The San Francisco Planning Department, under the direction of the Planning Commission, plays a central role in shaping the future of our City by generating an extraordinary vision for the General Plan and in neighborhood plans; fostering exemplary design through planning controls; improving our surroundings through environmental analysis; preserving our unique heritage; encouraging a broad range of housing and a diverse job base; and enforcing the Planning Code. For more information, visit

Established by voter proposition in 1999, the SFMTA, a department of the City and County of San Francisco, oversees the Municipal Railway (Muni), parking and traffic, bicycling, walking and taxis. With five modes of transit, Muni has approximately 700,000 passenger boardings each day. Over 1 million people get around this city each day and rely on the SFMTA to ensure safe and reliable travel by transit, walking, bicycling, taxi and driving.

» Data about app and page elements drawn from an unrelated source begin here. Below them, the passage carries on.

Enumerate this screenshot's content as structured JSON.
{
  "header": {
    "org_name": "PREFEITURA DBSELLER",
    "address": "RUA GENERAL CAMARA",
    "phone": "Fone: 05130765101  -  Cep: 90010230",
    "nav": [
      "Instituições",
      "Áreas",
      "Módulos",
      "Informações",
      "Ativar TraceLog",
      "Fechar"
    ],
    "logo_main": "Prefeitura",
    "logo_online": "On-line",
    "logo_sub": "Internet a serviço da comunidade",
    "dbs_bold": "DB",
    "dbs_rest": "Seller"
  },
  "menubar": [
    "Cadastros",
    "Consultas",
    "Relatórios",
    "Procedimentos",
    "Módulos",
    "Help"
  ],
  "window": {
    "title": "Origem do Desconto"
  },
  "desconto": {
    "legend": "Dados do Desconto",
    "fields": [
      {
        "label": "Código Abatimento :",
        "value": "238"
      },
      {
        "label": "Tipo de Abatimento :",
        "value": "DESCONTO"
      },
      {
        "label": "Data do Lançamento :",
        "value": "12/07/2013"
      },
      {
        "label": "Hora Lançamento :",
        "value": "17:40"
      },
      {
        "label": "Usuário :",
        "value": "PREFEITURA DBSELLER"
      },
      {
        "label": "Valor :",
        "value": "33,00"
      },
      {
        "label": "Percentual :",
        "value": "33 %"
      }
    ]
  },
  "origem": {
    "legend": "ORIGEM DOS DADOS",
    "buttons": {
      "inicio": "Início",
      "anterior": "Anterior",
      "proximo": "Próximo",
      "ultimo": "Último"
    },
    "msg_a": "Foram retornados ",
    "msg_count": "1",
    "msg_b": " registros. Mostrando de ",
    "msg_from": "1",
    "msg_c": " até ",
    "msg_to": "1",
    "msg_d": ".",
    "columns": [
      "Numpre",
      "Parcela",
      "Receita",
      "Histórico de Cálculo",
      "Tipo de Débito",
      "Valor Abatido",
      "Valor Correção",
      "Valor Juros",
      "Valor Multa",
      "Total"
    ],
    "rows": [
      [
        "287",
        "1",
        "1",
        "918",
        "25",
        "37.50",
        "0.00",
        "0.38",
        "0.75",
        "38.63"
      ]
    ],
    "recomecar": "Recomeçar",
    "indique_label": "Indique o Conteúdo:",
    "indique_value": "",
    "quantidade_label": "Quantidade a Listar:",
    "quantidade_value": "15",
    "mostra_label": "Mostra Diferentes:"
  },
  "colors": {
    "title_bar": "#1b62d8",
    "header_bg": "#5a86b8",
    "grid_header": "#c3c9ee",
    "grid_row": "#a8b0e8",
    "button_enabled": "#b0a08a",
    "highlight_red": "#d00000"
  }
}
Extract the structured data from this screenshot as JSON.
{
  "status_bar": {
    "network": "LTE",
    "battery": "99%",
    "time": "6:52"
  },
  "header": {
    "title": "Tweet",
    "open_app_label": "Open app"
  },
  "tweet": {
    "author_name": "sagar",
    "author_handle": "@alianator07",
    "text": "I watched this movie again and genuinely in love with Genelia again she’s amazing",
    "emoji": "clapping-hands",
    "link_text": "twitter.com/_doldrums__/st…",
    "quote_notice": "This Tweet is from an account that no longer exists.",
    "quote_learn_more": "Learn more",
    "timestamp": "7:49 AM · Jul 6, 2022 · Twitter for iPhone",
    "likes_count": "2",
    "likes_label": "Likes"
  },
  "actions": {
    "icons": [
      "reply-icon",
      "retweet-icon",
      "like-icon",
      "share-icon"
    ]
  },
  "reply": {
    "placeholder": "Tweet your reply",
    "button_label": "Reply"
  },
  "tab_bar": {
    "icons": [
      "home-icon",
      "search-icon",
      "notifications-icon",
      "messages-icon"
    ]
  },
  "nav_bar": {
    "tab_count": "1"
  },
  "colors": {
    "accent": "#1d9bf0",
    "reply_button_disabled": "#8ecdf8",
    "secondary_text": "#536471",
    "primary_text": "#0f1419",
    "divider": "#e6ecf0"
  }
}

The San Francisco County Transportation Authority conducts long-range planning and allocates funding for transportation projects in San Francisco. The Transportation Authority administers the city’s half-cent transportation sales tax, serves as the city’s Congestion Management Agency and is the designated Treasure Island Mobility Management Agency. The Transportation Authority Board consists of the 11 members of the San Francisco Board of Supervisors, who act as Transportation Authority Commissioners. Commissioner Scott Wiener is Chair of the Board. Tilly Chang is the Transportation Authority’s Executive Director.